Early Modern Europe (HIST*1010) | College of Arts

Early Modern Europe (HIST*1010)

Code and section: HIST*1010*01

Term: Fall 2021

Instructor: Cathryn Spence

Details

Method of Delivery:

Each week this course will have two synchronous remote/virtual lectures plus a 50-minute seminar.

Students may

  • enroll in a section with exclusively virtual seminars

or they may

  • enroll in a section with seminars planned for on-campus, in-person delivery.

Course Synopsis:

History 1010 is an introductory-level course about Europe and its interactions with the outside world, c. 1350-1800. The course covers many of the major events and movements that influenced the development of so-called Western culture including: the Italian Renaissance and Reformations; the overseas expansion and global imperialism, the emergence of scientific culture, the Enlightenment and the political, industrial, and agricultural revolutions of the eighteenth century that created the foundation for the modern western society we live in today. 

Learning Outcomes:

By the end of this course you should be able to:

  1. Outline and summarize the major changes and events that took place in the period 1350-1800 and explain the impact these changes have had globally;
  2. Place events of the early modern world in a chronology and identify the links between events: both causal effects as well as more complex interconnections;
  3. Outline the main facts and explanations of an historical event and recognize that there may be several interpretations of the same event;
  4. Differentiate between primary and secondary sources and formulate the issues related to using primary sources (such as biases, contrasting perspectives, when they were written, etc.);
  5. Identify scholarly sources suitable for an academic paper and develop a bibliography by using the Chicago reference system;
  6. Identify the thesis of a scholarly article and describe this in writing; and
  7. Narrow down a research topic for a research paper.

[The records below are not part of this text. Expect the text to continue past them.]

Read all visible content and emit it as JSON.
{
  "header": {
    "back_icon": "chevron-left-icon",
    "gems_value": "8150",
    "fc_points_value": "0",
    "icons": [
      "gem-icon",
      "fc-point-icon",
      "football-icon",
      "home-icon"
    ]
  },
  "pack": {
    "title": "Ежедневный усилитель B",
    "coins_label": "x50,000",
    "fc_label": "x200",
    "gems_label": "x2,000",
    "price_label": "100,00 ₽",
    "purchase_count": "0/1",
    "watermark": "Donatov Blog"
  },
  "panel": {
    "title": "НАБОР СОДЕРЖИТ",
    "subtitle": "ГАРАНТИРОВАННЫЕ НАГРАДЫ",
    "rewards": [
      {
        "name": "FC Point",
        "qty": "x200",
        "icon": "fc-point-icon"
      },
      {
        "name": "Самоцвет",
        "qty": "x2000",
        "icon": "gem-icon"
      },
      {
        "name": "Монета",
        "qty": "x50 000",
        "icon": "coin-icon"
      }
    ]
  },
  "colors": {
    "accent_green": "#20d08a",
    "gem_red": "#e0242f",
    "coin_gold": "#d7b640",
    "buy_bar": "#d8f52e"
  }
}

Methods of Evaluation and Weights:

Seminar discussion and participation – 20%
Quizzes – 20%
Research project proposal – 10%
Research project – 20%
Final exam – 30% 

Texts and/or Resources Required:

  • Mark Konnert, Medieval to Modern:  Early Modern Europe.  Oxford and Toronto:  Oxford University Press, 2017. 

And, in campus bookstores, bundled with

  • Margot Northey, Making Sense.  Toronto:  Oxford University Press, 2016) 

**Please note: This is a preliminary website description only. The department reserves the right to change without notice any information in this description. The final, binding course outline will be distributed in the first class of the semester.**
 

LAND ACKNOWLEDGEMENT
The University of Guelph resides on the land of the Between the Lakes Treaty No. 3, the territory of the Mississaugas of the Credit. This land is part of the Dish with One Spoon, a covenant between Indigenous nations to live peaceably on the territories of the Great Lakes region. We recognize that today this gathering place is home to many First Nations, Inuit and Métis peoples and acknowledging them reminds us of our collective responsibility to the land where we learn, live and work.